Some may consider the above description a perfect clinical analysis of one of science's great advances in human psychology; others more discerning in their perceptions, however, might see something else. Instead of a young man with no future, we might be dealing with a young man who sees the future, past, and present simultaneously; instead of an illness we might see an obsessive and creative part of our consciousness that devours all slaves to art from their first moments of self-awareness to their dying breath; and instead of an arrogant eccentric, we might see the outline of a great artistic soul imperiled by a tidal wave of sensation, the totality of an open mind exposed to an endless universe. In those cases, as it were, the universe will always win.
A lesser writer might have said much more about our patient, who is obviously talented (after all, his cousin, perhaps the paranoid protagonist of this novel, is a chess grandmaster) if unsociable. But Nabokov lets us examine the patient from the point of view of his parents who are impoverished, unable to communicate well in English, and completely distraught over the separation from their beloved offspring. Mothers tend to take such things a bit harder, and his proves to be no exception:
After all, living did mean accepting the loss of one joy after another, not even joys in her case – mere possibilities of improvement. She thought of the endless waves of pain that for some reason or other she and her husband had to endure; of the invisible giants hurting her boy in some unimaginable fashion; of the incalculable amount of tenderness contained in the world; of the fate of this tenderness, which is either crushed, or wasted, or transformed into madness; of neglected children humming to themselves in unswept corners; of beautiful weeds that cannot hide from the farmer and helplessly have to watch the shadow of his simian stoop leave mangled flowers in its wake, as the monstrous darkness approaches.

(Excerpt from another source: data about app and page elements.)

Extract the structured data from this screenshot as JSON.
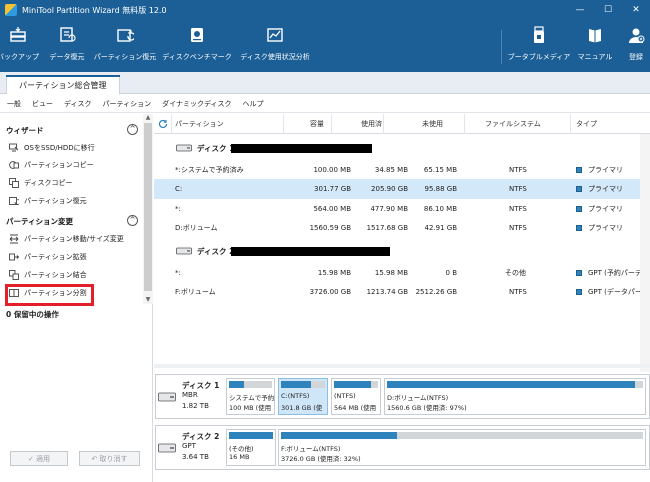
{
  "window": {
    "title": "MiniTool Partition Wizard 無料版 12.0",
    "minimize": "—",
    "maximize": "☐",
    "close": "✕"
  },
  "toolbar": {
    "backup": "バックアップ",
    "data_recovery": "データ復元",
    "partition_recovery": "パーティション復元",
    "disk_benchmark": "ディスクベンチマーク",
    "space_analyzer": "ディスク使用状況分析",
    "bootable_media": "ブータブルメディア",
    "manual": "マニュアル",
    "register": "登録"
  },
  "tab": {
    "label": "パーティション総合管理"
  },
  "menu": [
    "一般",
    "ビュー",
    "ディスク",
    "パーティション",
    "ダイナミックディスク",
    "ヘルプ"
  ],
  "sidebar": {
    "wizard_title": "ウィザード",
    "wizard_items": [
      "OSをSSD/HDDに移行",
      "パーティションコピー",
      "ディスクコピー",
      "パーティション復元"
    ],
    "change_title": "パーティション変更",
    "change_items": [
      "パーティション移動/サイズ変更",
      "パーティション拡張",
      "パーティション結合",
      "パーティション分割"
    ],
    "pending": "0 保留中の操作",
    "apply": "適用",
    "undo": "取り消す"
  },
  "table": {
    "columns": [
      "パーティション",
      "容量",
      "使用済",
      "未使用",
      "ファイルシステム",
      "タイプ"
    ],
    "disk1_label": "ディスク 1",
    "disk2_label": "ディスク 2",
    "disk1_rows": [
      {
        "name": "*:システムで予約済み",
        "capacity": "100.00 MB",
        "used": "34.85 MB",
        "unused": "65.15 MB",
        "fs": "NTFS",
        "type": "プライマリ"
      },
      {
        "name": "C:",
        "capacity": "301.77 GB",
        "used": "205.90 GB",
        "unused": "95.88 GB",
        "fs": "NTFS",
        "type": "プライマリ"
      },
      {
        "name": "*:",
        "capacity": "564.00 MB",
        "used": "477.90 MB",
        "unused": "86.10 MB",
        "fs": "NTFS",
        "type": "プライマリ"
      },
      {
        "name": "D:ボリューム",
        "capacity": "1560.59 GB",
        "used": "1517.68 GB",
        "unused": "42.91 GB",
        "fs": "NTFS",
        "type": "プライマリ"
      }
    ],
    "disk2_rows": [
      {
        "name": "*:",
        "capacity": "15.98 MB",
        "used": "15.98 MB",
        "unused": "0 B",
        "fs": "その他",
        "type": "GPT (予約パーティション)"
      },
      {
        "name": "F:ボリューム",
        "capacity": "3726.00 GB",
        "used": "1213.74 GB",
        "unused": "2512.26 GB",
        "fs": "NTFS",
        "type": "GPT (データパーティション)"
      }
    ]
  },
  "diskmap": {
    "disk1": {
      "name": "ディスク 1",
      "style": "MBR",
      "size": "1.82 TB",
      "parts": [
        {
          "l1": "システムで予約",
          "l2": "100 MB (使用",
          "fill": 0.35
        },
        {
          "l1": "C:(NTFS)",
          "l2": "301.8 GB (使",
          "fill": 0.68
        },
        {
          "l1": "(NTFS)",
          "l2": "564 MB (使用",
          "fill": 0.85
        },
        {
          "l1": "D:ボリューム(NTFS)",
          "l2": "1560.6 GB (使用済: 97%)",
          "fill": 0.97
        }
      ]
    },
    "disk2": {
      "name": "ディスク 2",
      "style": "GPT",
      "size": "3.64 TB",
      "parts": [
        {
          "l1": "(その他)",
          "l2": "16 MB",
          "fill": 1.0
        },
        {
          "l1": "F:ボリューム(NTFS)",
          "l2": "3726.0 GB (使用済: 32%)",
          "fill": 0.32
        }
      ]
    }
  },
  "colors": {
    "brand": "#1c5f96",
    "accent": "#2f83bc",
    "selection": "#d3e8f8",
    "highlight": "#e32029"
  }
}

And the story (taken from this magnificent collection) draws to an unexpected close. The lonesome couple is bent over a kitchen table as a phone rings again and again and a voice asks, rather insistently, a most peculiar question. We are told little more than that "it was an unusual hour for their telephone to ring" and that "the same toneless anxious voice asked for Charlie." What is a young girl calling an old couple in the middle of the night about a young man a symbol of? I for one can think of a few things. But they, like the thoughts of our clearly sick patient, do not need to be expressed.